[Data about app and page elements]
§ §

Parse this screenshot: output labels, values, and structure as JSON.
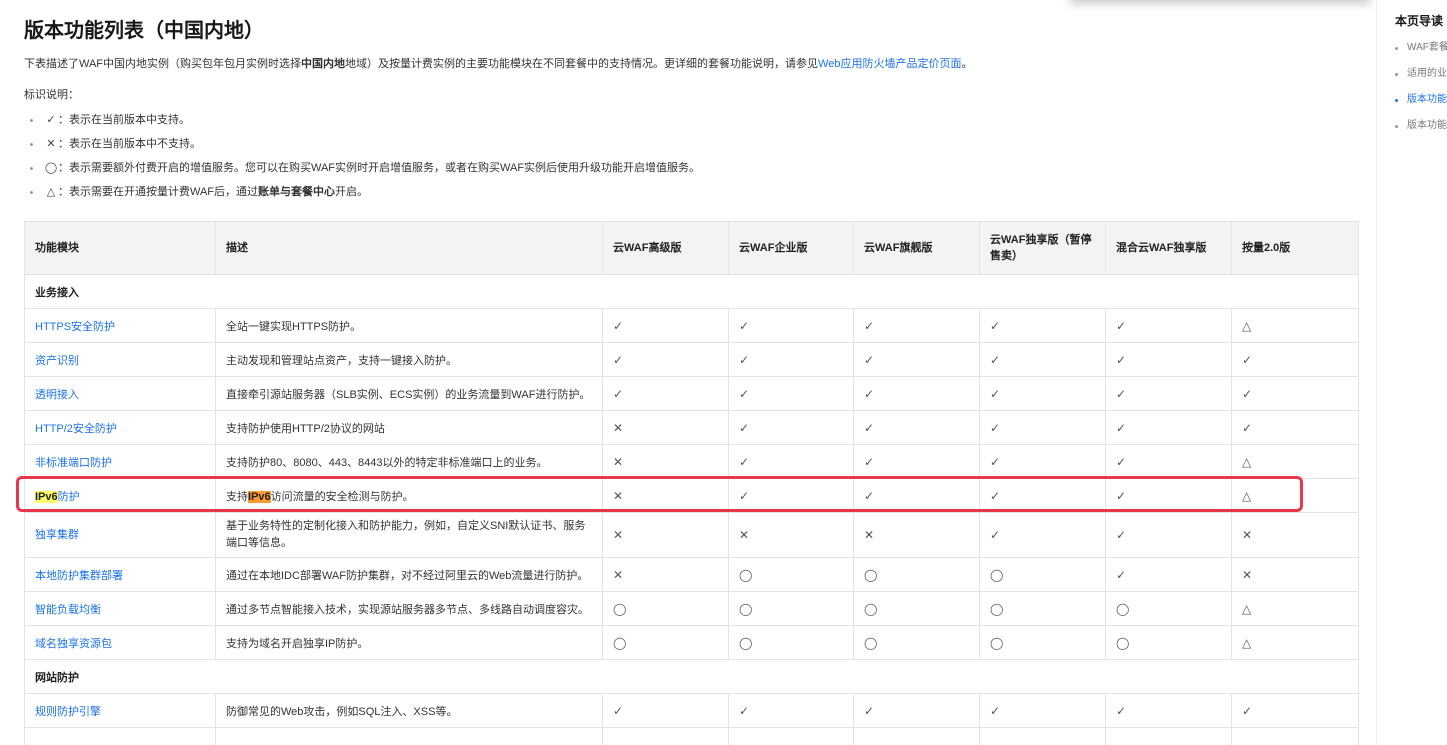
{
  "page": {
    "title": "版本功能列表（中国内地）",
    "desc_prefix": "下表描述了WAF中国内地实例（购买包年包月实例时选择",
    "desc_bold": "中国内地",
    "desc_middle": "地域）及按量计费实例的主要功能模块在不同套餐中的支持情况。更详细的套餐功能说明，请参见",
    "desc_link": "Web应用防火墙产品定价页面",
    "desc_suffix": "。",
    "legend_head": "标识说明：",
    "legend": [
      {
        "symbol": "✓",
        "text": "：表示在当前版本中支持。"
      },
      {
        "symbol": "✕",
        "text": "：表示在当前版本中不支持。"
      },
      {
        "symbol": "◯",
        "text": "：表示需要额外付费开启的增值服务。您可以在购买WAF实例时开启增值服务，或者在购买WAF实例后使用升级功能开启增值服务。"
      },
      {
        "symbol": "△",
        "text": "：表示需要在开通按量计费WAF后，通过",
        "bold": "账单与套餐中心",
        "suffix": "开启。"
      }
    ]
  },
  "table": {
    "headers": [
      "功能模块",
      "描述",
      "云WAF高级版",
      "云WAF企业版",
      "云WAF旗舰版",
      "云WAF独享版（暂停售卖）",
      "混合云WAF独享版",
      "按量2.0版"
    ],
    "section1": "业务接入",
    "rows1": [
      {
        "name": "HTTPS安全防护",
        "desc": "全站一键实现HTTPS防护。",
        "marks": [
          "✓",
          "✓",
          "✓",
          "✓",
          "✓",
          "△"
        ]
      },
      {
        "name": "资产识别",
        "desc": "主动发现和管理站点资产，支持一键接入防护。",
        "marks": [
          "✓",
          "✓",
          "✓",
          "✓",
          "✓",
          "✓"
        ]
      },
      {
        "name": "透明接入",
        "desc": "直接牵引源站服务器（SLB实例、ECS实例）的业务流量到WAF进行防护。",
        "marks": [
          "✓",
          "✓",
          "✓",
          "✓",
          "✓",
          "✓"
        ]
      },
      {
        "name": "HTTP/2安全防护",
        "desc": "支持防护使用HTTP/2协议的网站",
        "marks": [
          "✕",
          "✓",
          "✓",
          "✓",
          "✓",
          "✓"
        ]
      },
      {
        "name": "非标准端口防护",
        "desc": "支持防护80、8080、443、8443以外的特定非标准端口上的业务。",
        "marks": [
          "✕",
          "✓",
          "✓",
          "✓",
          "✓",
          "△"
        ]
      }
    ],
    "ipv6": {
      "name_hl": "IPv6",
      "name_rest": "防护",
      "desc_pre": "支持",
      "desc_hl": "IPv6",
      "desc_rest": "访问流量的安全检测与防护。",
      "marks": [
        "✕",
        "✓",
        "✓",
        "✓",
        "✓",
        "△"
      ]
    },
    "rows2": [
      {
        "name": "独享集群",
        "desc": "基于业务特性的定制化接入和防护能力，例如，自定义SNI默认证书、服务端口等信息。",
        "marks": [
          "✕",
          "✕",
          "✕",
          "✓",
          "✓",
          "✕"
        ]
      },
      {
        "name": "本地防护集群部署",
        "desc": "通过在本地IDC部署WAF防护集群，对不经过阿里云的Web流量进行防护。",
        "marks": [
          "✕",
          "◯",
          "◯",
          "◯",
          "✓",
          "✕"
        ]
      },
      {
        "name": "智能负载均衡",
        "desc": "通过多节点智能接入技术，实现源站服务器多节点、多线路自动调度容灾。",
        "marks": [
          "◯",
          "◯",
          "◯",
          "◯",
          "◯",
          "△"
        ]
      },
      {
        "name": "域名独享资源包",
        "desc": "支持为域名开启独享IP防护。",
        "marks": [
          "◯",
          "◯",
          "◯",
          "◯",
          "◯",
          "△"
        ]
      }
    ],
    "section2": "网站防护",
    "rows3": [
      {
        "name": "规则防护引擎",
        "desc": "防御常见的Web攻击，例如SQL注入、XSS等。",
        "marks": [
          "✓",
          "✓",
          "✓",
          "✓",
          "✓",
          "✓"
        ]
      }
    ]
  },
  "right_nav": {
    "title": "本页导读",
    "items": [
      {
        "label": "WAF套餐",
        "active": false
      },
      {
        "label": "适用的业",
        "active": false
      },
      {
        "label": "版本功能",
        "active": true
      },
      {
        "label": "版本功能",
        "active": false
      }
    ]
  },
  "colors": {
    "link": "#1a73e8",
    "highlight_box": "#e8364a",
    "highlight_yellow": "#ffff66",
    "highlight_orange": "#ff9933"
  }
}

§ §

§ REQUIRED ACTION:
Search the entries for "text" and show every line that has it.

§ RESPONSE AREA:
        "text": "：表示在当前版本中支持。"
        "text": "：表示在当前版本中不支持。"
        "text": "：表示需要额外付费开启的增值服务。您可以在购买WAF实例时开启增值服务，或者在购买WAF实例后使用升级功能开启增值服务。"
        "text": "：表示需要在开通按量计费WAF后，通过",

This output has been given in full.